*** DATA UNDER STUDY ***
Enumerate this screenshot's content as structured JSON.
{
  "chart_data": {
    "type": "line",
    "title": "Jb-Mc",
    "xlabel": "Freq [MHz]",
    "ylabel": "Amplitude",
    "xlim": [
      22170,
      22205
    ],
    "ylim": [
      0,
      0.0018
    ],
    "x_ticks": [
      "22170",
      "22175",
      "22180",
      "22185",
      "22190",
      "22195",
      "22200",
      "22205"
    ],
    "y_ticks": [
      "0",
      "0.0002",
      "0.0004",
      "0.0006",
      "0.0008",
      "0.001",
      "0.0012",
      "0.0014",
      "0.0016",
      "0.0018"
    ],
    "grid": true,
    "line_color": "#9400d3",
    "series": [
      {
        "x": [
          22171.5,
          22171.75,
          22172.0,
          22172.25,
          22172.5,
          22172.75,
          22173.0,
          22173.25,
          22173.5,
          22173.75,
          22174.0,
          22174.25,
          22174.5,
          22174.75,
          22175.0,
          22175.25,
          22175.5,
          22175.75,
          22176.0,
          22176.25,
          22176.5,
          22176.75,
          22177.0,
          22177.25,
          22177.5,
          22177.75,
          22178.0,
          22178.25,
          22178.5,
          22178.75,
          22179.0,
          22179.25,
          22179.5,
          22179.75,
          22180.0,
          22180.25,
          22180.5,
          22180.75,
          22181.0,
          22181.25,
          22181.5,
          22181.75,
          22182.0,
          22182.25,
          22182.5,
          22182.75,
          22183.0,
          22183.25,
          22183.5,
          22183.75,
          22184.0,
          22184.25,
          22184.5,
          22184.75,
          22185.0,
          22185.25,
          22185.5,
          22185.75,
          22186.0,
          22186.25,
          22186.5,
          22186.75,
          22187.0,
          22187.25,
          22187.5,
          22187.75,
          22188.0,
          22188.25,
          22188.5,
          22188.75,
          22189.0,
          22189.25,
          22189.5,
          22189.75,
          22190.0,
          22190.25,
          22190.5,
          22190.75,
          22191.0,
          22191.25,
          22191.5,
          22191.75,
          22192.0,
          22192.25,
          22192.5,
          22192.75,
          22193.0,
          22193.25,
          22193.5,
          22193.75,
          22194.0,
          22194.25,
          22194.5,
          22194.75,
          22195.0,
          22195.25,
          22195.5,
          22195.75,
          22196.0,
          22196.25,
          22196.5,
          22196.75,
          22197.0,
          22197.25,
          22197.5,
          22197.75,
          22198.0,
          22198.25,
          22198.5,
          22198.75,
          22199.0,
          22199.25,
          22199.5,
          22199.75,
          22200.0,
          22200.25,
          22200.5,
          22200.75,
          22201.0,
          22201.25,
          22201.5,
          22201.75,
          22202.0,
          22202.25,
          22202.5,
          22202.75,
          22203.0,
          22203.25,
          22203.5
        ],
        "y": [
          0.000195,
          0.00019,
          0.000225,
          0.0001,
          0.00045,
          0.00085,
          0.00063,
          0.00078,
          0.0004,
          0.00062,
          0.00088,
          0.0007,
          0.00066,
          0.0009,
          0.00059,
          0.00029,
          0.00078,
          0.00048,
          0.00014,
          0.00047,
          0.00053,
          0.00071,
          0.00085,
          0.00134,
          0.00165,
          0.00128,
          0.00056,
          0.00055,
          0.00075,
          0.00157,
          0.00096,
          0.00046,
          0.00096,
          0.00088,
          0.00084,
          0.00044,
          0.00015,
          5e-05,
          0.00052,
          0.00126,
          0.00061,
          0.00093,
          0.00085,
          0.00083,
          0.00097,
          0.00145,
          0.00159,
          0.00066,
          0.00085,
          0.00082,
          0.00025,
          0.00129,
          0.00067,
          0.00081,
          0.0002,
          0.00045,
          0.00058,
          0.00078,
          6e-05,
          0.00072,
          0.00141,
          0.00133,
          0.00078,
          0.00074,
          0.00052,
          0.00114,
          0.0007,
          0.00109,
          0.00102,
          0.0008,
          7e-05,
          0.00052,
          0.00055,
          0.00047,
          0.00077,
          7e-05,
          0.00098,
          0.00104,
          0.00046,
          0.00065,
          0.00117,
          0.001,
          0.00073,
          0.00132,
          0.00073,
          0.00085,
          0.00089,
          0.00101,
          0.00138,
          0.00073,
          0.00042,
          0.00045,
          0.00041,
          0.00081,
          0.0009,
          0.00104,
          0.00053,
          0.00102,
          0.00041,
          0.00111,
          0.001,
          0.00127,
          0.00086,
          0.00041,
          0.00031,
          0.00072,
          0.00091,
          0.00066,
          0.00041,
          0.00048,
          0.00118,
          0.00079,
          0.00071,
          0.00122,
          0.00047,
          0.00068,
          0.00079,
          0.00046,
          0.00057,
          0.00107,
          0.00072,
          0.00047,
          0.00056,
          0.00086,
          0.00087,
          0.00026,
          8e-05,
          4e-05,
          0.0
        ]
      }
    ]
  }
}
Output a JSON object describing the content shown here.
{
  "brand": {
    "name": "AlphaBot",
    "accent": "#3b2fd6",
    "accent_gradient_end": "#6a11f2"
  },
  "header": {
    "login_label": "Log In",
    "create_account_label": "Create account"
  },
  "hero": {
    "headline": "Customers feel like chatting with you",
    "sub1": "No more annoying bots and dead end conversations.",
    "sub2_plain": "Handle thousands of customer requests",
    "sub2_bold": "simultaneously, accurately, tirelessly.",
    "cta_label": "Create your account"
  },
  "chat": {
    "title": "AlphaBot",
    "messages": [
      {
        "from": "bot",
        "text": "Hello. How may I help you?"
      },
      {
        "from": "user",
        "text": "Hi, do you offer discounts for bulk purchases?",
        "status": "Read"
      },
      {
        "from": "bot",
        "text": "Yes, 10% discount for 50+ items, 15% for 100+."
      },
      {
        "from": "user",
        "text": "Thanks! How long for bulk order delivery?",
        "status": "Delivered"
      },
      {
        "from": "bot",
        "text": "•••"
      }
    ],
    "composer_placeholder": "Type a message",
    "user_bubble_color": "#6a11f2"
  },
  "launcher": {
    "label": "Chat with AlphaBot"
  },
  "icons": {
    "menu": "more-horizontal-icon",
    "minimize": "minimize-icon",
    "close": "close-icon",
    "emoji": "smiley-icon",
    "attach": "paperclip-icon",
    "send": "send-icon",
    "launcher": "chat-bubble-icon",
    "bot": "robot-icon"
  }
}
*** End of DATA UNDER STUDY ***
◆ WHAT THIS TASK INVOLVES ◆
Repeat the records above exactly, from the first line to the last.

◆ YOUR SOLUTION ◆
Enumerate this screenshot's content as structured JSON.
{
  "chart_data": {
    "type": "line",
    "title": "Jb-Mc",
    "xlabel": "Freq [MHz]",
    "ylabel": "Amplitude",
    "xlim": [
      22170,
      22205
    ],
    "ylim": [
      0,
      0.0018
    ],
    "x_ticks": [
      "22170",
      "22175",
      "22180",
      "22185",
      "22190",
      "22195",
      "22200",
      "22205"
    ],
    "y_ticks": [
      "0",
      "0.0002",
      "0.0004",
      "0.0006",
      "0.0008",
      "0.001",
      "0.0012",
      "0.0014",
      "0.0016",
      "0.0018"
    ],
    "grid": true,
    "line_color": "#9400d3",
    "series": [
      {
        "x": [
          22171.5,
          22171.75,
          22172.0,
          22172.25,
          22172.5,
          22172.75,
          22173.0,
          22173.25,
          22173.5,
          22173.75,
          22174.0,
          22174.25,
          22174.5,
          22174.75,
          22175.0,
          22175.25,
          22175.5,
          22175.75,
          22176.0,
          22176.25,
          22176.5,
          22176.75,
          22177.0,
          22177.25,
          22177.5,
          22177.75,
          22178.0,
          22178.25,
          22178.5,
          22178.75,
          22179.0,
          22179.25,
          22179.5,
          22179.75,
          22180.0,
          22180.25,
          22180.5,
          22180.75,
          22181.0,
          22181.25,
          22181.5,
          22181.75,
          22182.0,
          22182.25,
          22182.5,
          22182.75,
          22183.0,
          22183.25,
          22183.5,
          22183.75,
          22184.0,
          22184.25,
          22184.5,
          22184.75,
          22185.0,
          22185.25,
          22185.5,
          22185.75,
          22186.0,
          22186.25,
          22186.5,
          22186.75,
          22187.0,
          22187.25,
          22187.5,
          22187.75,
          22188.0,
          22188.25,
          22188.5,
          22188.75,
          22189.0,
          22189.25,
          22189.5,
          22189.75,
          22190.0,
          22190.25,
          22190.5,
          22190.75,
          22191.0,
          22191.25,
          22191.5,
          22191.75,
          22192.0,
          22192.25,
          22192.5,
          22192.75,
          22193.0,
          22193.25,
          22193.5,
          22193.75,
          22194.0,
          22194.25,
          22194.5,
          22194.75,
          22195.0,
          22195.25,
          22195.5,
          22195.75,
          22196.0,
          22196.25,
          22196.5,
          22196.75,
          22197.0,
          22197.25,
          22197.5,
          22197.75,
          22198.0,
          22198.25,
          22198.5,
          22198.75,
          22199.0,
          22199.25,
          22199.5,
          22199.75,
          22200.0,
          22200.25,
          22200.5,
          22200.75,
          22201.0,
          22201.25,
          22201.5,
          22201.75,
          22202.0,
          22202.25,
          22202.5,
          22202.75,
          22203.0,
          22203.25,
          22203.5
        ],
        "y": [
          0.000195,
          0.00019,
          0.000225,
          0.0001,
          0.00045,
          0.00085,
          0.00063,
          0.00078,
          0.0004,
          0.00062,
          0.00088,
          0.0007,
          0.00066,
          0.0009,
          0.00059,
          0.00029,
          0.00078,
          0.00048,
          0.00014,
          0.00047,
          0.00053,
          0.00071,
          0.00085,
          0.00134,
          0.00165,
          0.00128,
          0.00056,
          0.00055,
          0.00075,
          0.00157,
          0.00096,
          0.00046,
          0.00096,
          0.00088,
          0.00084,
          0.00044,
          0.00015,
          5e-05,
          0.00052,
          0.00126,
          0.00061,
          0.00093,
          0.00085,
          0.00083,
          0.00097,
          0.00145,
          0.00159,
          0.00066,
          0.00085,
          0.00082,
          0.00025,
          0.00129,
          0.00067,
          0.00081,
          0.0002,
          0.00045,
          0.00058,
          0.00078,
          6e-05,
          0.00072,
          0.00141,
          0.00133,
          0.00078,
          0.00074,
          0.00052,
          0.00114,
          0.0007,
          0.00109,
          0.00102,
          0.0008,
          7e-05,
          0.00052,
          0.00055,
          0.00047,
          0.00077,
          7e-05,
          0.00098,
          0.00104,
          0.00046,
          0.00065,
          0.00117,
          0.001,
          0.00073,
          0.00132,
          0.00073,
          0.00085,
          0.00089,
          0.00101,
          0.00138,
          0.00073,
          0.00042,
          0.00045,
          0.00041,
          0.00081,
          0.0009,
          0.00104,
          0.00053,
          0.00102,
          0.00041,
          0.00111,
          0.001,
          0.00127,
          0.00086,
          0.00041,
          0.00031,
          0.00072,
          0.00091,
          0.00066,
          0.00041,
          0.00048,
          0.00118,
          0.00079,
          0.00071,
          0.00122,
          0.00047,
          0.00068,
          0.00079,
          0.00046,
          0.00057,
          0.00107,
          0.00072,
          0.00047,
          0.00056,
          0.00086,
          0.00087,
          0.00026,
          8e-05,
          4e-05,
          0.0
        ]
      }
    ]
  }
}
Output a JSON object describing the content shown here.
{
  "brand": {
    "name": "AlphaBot",
    "accent": "#3b2fd6",
    "accent_gradient_end": "#6a11f2"
  },
  "header": {
    "login_label": "Log In",
    "create_account_label": "Create account"
  },
  "hero": {
    "headline": "Customers feel like chatting with you",
    "sub1": "No more annoying bots and dead end conversations.",
    "sub2_plain": "Handle thousands of customer requests",
    "sub2_bold": "simultaneously, accurately, tirelessly.",
    "cta_label": "Create your account"
  },
  "chat": {
    "title": "AlphaBot",
    "messages": [
      {
        "from": "bot",
        "text": "Hello. How may I help you?"
      },
      {
        "from": "user",
        "text": "Hi, do you offer discounts for bulk purchases?",
        "status": "Read"
      },
      {
        "from": "bot",
        "text": "Yes, 10% discount for 50+ items, 15% for 100+."
      },
      {
        "from": "user",
        "text": "Thanks! How long for bulk order delivery?",
        "status": "Delivered"
      },
      {
        "from": "bot",
        "text": "•••"
      }
    ],
    "composer_placeholder": "Type a message",
    "user_bubble_color": "#6a11f2"
  },
  "launcher": {
    "label": "Chat with AlphaBot"
  },
  "icons": {
    "menu": "more-horizontal-icon",
    "minimize": "minimize-icon",
    "close": "close-icon",
    "emoji": "smiley-icon",
    "attach": "paperclip-icon",
    "send": "send-icon",
    "launcher": "chat-bubble-icon",
    "bot": "robot-icon"
  }
}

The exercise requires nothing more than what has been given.